Over the years we have met many unhappy cruisers. Singlehanders, who have not set out alone, couples that quarreled to the point where at least one of them wanted to leave, others who wanted to stay together, but were relieved to have the boat put up for sale. Talking to them revealed countless reasons, but in the end it seemed to us that not the big issues had ended their dream of a happy life under sails, but rather the little things (or the lack of them) that had almost unnoticed, but continuously sucked all joy out of their daily routine.
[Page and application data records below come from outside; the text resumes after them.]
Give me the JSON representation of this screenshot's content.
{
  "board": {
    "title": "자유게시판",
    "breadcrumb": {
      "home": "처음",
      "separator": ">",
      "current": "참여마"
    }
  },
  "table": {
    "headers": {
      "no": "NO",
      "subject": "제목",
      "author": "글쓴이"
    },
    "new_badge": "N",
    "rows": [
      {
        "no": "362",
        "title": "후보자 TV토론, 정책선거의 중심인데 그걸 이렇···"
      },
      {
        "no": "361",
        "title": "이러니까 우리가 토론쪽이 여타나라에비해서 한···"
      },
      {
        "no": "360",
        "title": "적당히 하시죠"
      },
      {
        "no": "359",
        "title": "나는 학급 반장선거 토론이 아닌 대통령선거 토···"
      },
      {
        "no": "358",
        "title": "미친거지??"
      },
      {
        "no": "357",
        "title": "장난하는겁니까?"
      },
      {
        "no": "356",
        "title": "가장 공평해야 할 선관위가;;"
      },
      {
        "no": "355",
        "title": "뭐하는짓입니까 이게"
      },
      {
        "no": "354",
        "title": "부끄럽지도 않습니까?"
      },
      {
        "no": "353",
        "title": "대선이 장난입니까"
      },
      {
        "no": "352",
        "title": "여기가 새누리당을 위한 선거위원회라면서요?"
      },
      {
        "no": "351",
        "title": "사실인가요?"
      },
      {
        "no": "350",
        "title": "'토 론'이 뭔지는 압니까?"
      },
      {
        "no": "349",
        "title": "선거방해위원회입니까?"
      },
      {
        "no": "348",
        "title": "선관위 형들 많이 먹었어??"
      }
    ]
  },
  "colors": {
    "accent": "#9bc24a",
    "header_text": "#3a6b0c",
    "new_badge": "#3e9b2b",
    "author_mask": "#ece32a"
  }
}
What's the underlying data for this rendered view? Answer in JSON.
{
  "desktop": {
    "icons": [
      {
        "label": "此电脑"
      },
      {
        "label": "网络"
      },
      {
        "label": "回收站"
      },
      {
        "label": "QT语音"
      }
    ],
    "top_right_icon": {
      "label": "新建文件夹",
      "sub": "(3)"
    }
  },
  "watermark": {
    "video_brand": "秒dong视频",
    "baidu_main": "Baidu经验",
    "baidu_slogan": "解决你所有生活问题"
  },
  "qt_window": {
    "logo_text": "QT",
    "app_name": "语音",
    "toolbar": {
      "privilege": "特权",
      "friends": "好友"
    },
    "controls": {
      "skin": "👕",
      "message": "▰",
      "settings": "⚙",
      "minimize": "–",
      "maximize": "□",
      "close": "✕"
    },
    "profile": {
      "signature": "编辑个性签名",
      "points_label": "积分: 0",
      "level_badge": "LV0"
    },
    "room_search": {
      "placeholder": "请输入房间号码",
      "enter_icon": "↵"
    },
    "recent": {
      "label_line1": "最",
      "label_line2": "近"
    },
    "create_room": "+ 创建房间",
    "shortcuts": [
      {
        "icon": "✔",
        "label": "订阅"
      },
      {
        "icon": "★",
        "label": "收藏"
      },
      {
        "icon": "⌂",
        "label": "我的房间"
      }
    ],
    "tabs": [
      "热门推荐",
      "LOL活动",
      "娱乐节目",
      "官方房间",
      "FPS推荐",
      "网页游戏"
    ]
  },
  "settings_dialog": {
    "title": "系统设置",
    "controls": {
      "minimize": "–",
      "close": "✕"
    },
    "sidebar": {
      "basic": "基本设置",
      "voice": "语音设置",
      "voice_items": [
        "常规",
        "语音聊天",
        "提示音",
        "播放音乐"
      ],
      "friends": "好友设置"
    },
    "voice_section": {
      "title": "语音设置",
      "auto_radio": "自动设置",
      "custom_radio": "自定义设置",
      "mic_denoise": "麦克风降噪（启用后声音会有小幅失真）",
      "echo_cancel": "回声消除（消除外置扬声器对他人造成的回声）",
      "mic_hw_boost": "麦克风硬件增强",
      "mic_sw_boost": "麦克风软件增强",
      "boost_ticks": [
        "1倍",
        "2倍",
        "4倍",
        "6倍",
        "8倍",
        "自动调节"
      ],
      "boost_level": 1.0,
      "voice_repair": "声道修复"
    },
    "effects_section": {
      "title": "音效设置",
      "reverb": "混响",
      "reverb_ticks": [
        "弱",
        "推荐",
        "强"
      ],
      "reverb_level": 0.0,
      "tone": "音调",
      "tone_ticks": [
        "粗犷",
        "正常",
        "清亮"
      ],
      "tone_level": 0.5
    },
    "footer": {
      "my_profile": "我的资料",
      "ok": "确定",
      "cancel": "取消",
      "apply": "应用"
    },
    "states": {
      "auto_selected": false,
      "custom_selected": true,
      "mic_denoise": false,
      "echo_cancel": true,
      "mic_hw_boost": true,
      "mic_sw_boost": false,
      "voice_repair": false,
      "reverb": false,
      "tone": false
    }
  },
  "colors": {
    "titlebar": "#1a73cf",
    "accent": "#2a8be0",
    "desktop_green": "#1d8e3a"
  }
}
Many crews set out with inadequately equipped boats, but the camping-like lifestyle quickly grinds them down. You don’t need a luxorious mega-yacht to be a happy cruiser, but everybody craves a certain level of comfort—you just have to find out what that means for you (and your partner!). Sometimes it might be better to save for another year and buy a seaworthy vessel instead of ending up with a boat that’s just a tick too small for a big ocean, leaks into your cupboards whenever there’s rain or spray in the air or keeps you in port with one repair after the other while the elderly equipment quits. It certainly does not pay off in the long run to scrimp on essential equipment and safety. A trustworthy anchor keeps your home safe and gives you the peace of mind to sleep while other crews stay up on anchor watch and to enjoy land excursions while the boat remains unattended. A strong electric windlass isn’t just a relief for the back, but is also an important safety feature if you have to leave the anchorage in nasty weather with waves building up. A dodgy engine quitting while you’re navigating in tight quarters might end with the boat wrecked on a reef.
Other basic pieces of equipment are not essential for the seaworthiness of the boat, but the wellbeing of the crew. The lack of a (properly working) toilet can lead to a mutiny in the long run. Unless you are among the few people who actually enjoy drinking warm beer, a reliable fridge that won’t quit with a month’s supply of fresh food to be eaten within 2 days is a must. Enough energy (preferably from alternative sources) keeps the crew happy on gray and rainy days. An outboard engine that needs coaxing and special technical skills to get it running weighs heavily on relationships. She’s frustrated as she doesn’t dare to venture out alone, he accuses her of the wrong technique when pulling the starter cable and another day in paradise is ruined.
If you’re still a landlubber or a part-time cruiser, but consider choosing the cruiser’s lifestyle take a moment to think about your daily routines. What little amenities would you miss most? If there’s any way to make them fit, take them with you–even if they now seem trivial and you’re convinced that you can do without them, they might one day be the reason that you quit cruising… You enjoy live concerts? Just install that ridiculously expensive HiFi system. Think you’ll miss going to the movies? There’s a place somewhere in the saloon for a video wall. We have met boats that carried 6 different kites, a washer-dryer, a flight simulator, etc. etc.—what seems ridiculous to one person ensures the happiness of another (even a jewelry workshop might fit).
If you’re already living the dream, but don’t enjoy it like you thought you would, sit down and make a list of what gets on your nerves, or what you envy on other boats. Don’t suffer quietly, but get active and find a remedy for whatever ails you!
We have lived full-time on Pitufa now for 7 years and still enjoy our cruising life. Pitufa’s a rather elderly and not exactly luxorious boat, but she’s well maintained, keeps us safe and provides just the right amount of comfort to keep us happy.
10 THINGS THAT MAKE PITUFA A COMFY HOME:
- A watermaker that makes us independent, prevents strained backs from lifting jerry cans back and fights about who gets to shower how often and for how long.
- A herb garden that adds fresh ingredients to meals.
- A high-quality mattress to ensure restful sleep.
- A shower on the aft-deck to rinse off the salt before it contaminates the rest of the boat.
- A sun-awning with side covers over the cockpit to enlarge the living space on hot, but also on rainy days.
- Improvised dinghy floorboards to keep feet and shopping dry.
- Ample storage space for provisioning and an array of tools and spare parts to repair crucial things in remote places.
- Home-brewing equipment.
- A library with real books (made of paper).
- Our cat.
For more info visit www.pitufa.at.